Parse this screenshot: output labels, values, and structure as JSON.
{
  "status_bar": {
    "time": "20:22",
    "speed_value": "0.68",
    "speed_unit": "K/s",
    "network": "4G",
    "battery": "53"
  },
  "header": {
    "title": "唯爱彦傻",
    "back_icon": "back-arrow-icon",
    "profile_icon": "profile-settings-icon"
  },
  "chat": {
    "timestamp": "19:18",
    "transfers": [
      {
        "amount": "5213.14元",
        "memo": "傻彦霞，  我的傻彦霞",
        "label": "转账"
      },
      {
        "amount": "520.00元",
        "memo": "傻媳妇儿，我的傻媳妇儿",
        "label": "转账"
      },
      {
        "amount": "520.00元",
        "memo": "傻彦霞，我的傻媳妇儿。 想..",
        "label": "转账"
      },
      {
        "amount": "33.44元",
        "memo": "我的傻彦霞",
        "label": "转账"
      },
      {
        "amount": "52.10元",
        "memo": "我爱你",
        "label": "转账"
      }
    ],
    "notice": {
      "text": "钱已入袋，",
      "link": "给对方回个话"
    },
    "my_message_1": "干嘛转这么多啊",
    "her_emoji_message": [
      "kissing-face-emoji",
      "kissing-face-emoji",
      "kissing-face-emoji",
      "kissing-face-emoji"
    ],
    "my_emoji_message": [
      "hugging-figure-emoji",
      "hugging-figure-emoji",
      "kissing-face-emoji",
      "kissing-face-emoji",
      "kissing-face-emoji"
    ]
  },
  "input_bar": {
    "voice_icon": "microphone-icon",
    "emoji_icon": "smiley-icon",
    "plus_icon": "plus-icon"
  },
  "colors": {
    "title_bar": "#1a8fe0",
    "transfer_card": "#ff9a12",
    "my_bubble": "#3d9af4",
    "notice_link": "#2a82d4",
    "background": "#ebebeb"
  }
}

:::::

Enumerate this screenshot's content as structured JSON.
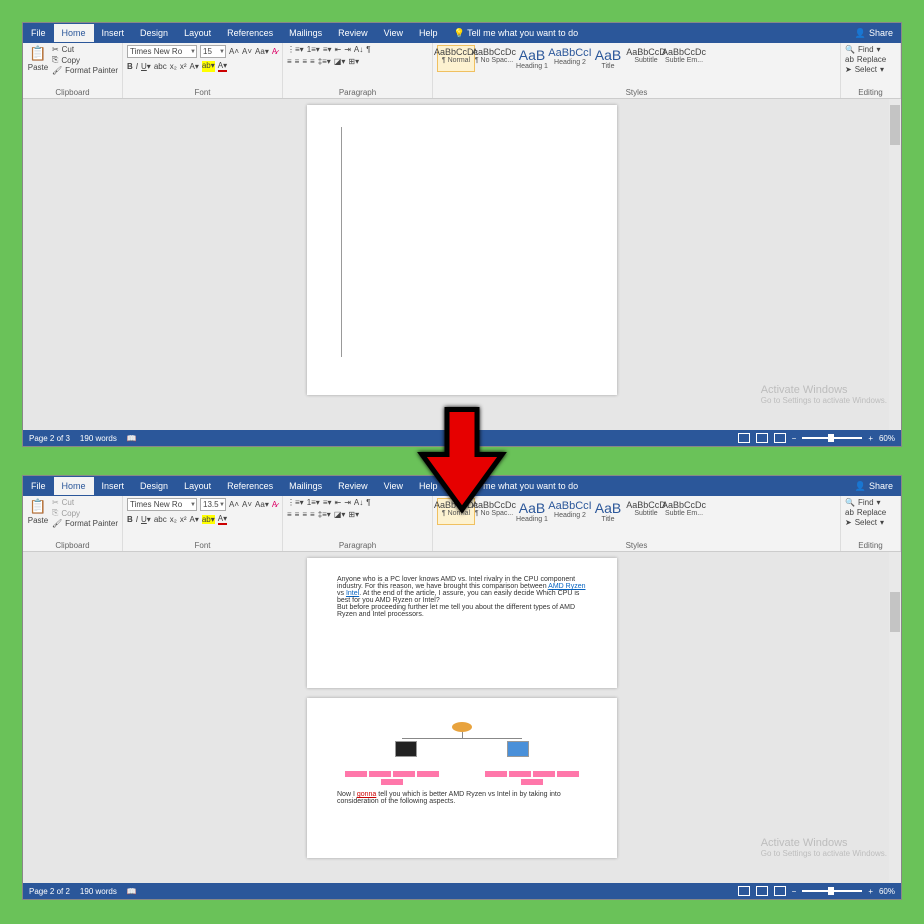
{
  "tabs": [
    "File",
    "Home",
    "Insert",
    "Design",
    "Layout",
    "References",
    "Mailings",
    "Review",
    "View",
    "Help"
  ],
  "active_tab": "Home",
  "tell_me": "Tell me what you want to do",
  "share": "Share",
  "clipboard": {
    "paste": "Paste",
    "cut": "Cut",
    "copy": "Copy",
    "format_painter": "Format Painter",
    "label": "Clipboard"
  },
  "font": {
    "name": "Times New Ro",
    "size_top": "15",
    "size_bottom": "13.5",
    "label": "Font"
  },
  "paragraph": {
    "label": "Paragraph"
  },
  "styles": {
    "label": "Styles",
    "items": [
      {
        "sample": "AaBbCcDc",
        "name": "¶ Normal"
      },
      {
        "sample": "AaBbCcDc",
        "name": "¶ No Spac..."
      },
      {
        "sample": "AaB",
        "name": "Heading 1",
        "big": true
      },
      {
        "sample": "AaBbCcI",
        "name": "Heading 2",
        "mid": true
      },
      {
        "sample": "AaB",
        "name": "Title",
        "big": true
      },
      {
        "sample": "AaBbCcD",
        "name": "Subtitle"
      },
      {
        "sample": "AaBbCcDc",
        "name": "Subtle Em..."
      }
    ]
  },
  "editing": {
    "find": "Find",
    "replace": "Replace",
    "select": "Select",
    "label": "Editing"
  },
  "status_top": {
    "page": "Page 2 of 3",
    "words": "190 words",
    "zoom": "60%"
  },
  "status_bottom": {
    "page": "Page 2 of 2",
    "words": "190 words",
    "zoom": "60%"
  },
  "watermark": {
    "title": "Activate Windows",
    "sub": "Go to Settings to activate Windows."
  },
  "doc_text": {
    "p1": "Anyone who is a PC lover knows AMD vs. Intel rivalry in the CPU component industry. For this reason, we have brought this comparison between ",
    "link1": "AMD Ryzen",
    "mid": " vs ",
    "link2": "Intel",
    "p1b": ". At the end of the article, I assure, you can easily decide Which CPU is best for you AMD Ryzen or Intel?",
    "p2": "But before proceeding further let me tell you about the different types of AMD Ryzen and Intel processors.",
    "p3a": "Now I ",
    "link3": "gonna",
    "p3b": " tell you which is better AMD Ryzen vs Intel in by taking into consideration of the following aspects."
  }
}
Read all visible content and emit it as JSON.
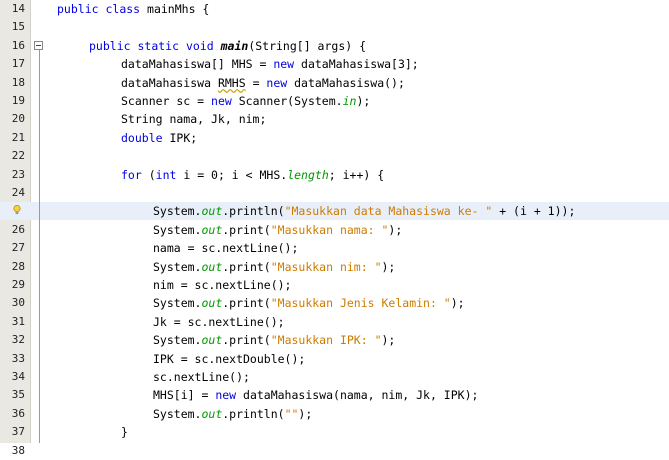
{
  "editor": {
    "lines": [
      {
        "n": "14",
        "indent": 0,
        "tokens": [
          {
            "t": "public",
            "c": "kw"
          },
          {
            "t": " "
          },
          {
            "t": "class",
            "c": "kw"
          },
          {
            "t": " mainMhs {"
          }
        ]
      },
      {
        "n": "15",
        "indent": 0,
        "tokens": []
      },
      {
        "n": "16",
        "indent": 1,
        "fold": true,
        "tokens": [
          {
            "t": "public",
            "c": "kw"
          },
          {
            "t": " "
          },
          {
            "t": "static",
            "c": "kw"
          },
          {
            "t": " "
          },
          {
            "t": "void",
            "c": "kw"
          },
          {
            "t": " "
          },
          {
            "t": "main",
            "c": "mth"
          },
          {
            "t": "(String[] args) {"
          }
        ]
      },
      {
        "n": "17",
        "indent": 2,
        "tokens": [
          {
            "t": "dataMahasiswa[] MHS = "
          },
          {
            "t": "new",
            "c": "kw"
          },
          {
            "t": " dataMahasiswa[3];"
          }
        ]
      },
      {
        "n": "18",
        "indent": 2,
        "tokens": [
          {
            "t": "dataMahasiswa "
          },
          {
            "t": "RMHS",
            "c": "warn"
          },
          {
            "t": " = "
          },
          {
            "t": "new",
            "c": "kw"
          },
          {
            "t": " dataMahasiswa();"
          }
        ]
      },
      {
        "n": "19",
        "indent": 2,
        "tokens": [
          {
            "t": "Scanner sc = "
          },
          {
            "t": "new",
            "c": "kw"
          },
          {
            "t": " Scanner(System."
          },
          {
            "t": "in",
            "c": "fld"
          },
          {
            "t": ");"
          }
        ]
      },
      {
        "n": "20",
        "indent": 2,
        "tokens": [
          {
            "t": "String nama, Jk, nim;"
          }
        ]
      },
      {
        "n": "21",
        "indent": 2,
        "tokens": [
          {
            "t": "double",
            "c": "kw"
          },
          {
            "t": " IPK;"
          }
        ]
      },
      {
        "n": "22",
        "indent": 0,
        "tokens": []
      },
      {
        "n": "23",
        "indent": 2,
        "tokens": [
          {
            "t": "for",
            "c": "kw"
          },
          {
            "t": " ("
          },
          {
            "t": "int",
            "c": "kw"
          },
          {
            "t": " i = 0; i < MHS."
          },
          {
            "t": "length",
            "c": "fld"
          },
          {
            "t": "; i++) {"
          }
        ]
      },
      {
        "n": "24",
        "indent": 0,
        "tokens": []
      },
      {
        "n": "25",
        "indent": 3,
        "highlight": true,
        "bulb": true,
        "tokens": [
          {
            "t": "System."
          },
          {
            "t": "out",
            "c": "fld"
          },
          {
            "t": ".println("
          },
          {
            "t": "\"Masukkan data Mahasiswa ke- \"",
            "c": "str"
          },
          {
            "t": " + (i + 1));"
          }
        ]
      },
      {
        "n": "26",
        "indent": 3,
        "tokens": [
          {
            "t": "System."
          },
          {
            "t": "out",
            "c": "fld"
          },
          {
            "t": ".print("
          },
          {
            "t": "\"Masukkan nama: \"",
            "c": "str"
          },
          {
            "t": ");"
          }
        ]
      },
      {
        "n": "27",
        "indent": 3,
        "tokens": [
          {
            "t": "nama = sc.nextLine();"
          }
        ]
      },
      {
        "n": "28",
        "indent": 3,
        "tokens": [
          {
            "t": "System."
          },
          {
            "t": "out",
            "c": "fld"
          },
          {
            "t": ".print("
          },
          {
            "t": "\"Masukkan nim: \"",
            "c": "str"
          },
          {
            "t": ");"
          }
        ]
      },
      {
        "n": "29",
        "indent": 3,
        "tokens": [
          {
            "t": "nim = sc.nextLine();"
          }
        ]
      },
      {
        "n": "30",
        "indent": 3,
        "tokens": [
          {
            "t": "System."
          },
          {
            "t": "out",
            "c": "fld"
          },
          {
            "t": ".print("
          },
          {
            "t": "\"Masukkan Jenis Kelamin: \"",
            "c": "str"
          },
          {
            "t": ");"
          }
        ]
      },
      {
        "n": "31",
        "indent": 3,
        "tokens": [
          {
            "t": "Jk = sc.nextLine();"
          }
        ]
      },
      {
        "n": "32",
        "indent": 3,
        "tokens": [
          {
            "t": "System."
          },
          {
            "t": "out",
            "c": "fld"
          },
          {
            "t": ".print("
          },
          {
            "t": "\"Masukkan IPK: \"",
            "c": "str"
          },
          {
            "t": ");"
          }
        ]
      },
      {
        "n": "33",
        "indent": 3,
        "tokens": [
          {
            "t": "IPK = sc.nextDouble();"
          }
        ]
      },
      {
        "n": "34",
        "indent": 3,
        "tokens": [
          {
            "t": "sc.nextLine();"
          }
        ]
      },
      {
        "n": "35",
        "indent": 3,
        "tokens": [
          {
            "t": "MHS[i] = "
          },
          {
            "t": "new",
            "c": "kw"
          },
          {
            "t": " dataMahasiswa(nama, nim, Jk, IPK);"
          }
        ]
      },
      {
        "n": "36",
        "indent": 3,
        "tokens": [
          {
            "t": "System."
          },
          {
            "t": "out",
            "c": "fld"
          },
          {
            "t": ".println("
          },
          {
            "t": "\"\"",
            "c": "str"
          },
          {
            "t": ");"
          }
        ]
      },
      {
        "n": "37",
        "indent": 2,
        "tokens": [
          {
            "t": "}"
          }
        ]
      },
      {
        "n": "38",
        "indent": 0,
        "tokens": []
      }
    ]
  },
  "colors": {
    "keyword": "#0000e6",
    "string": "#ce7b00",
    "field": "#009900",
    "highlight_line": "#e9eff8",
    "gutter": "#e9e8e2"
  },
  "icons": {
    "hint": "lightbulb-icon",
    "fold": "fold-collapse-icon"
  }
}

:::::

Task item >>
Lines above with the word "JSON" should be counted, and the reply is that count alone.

Response area >>
3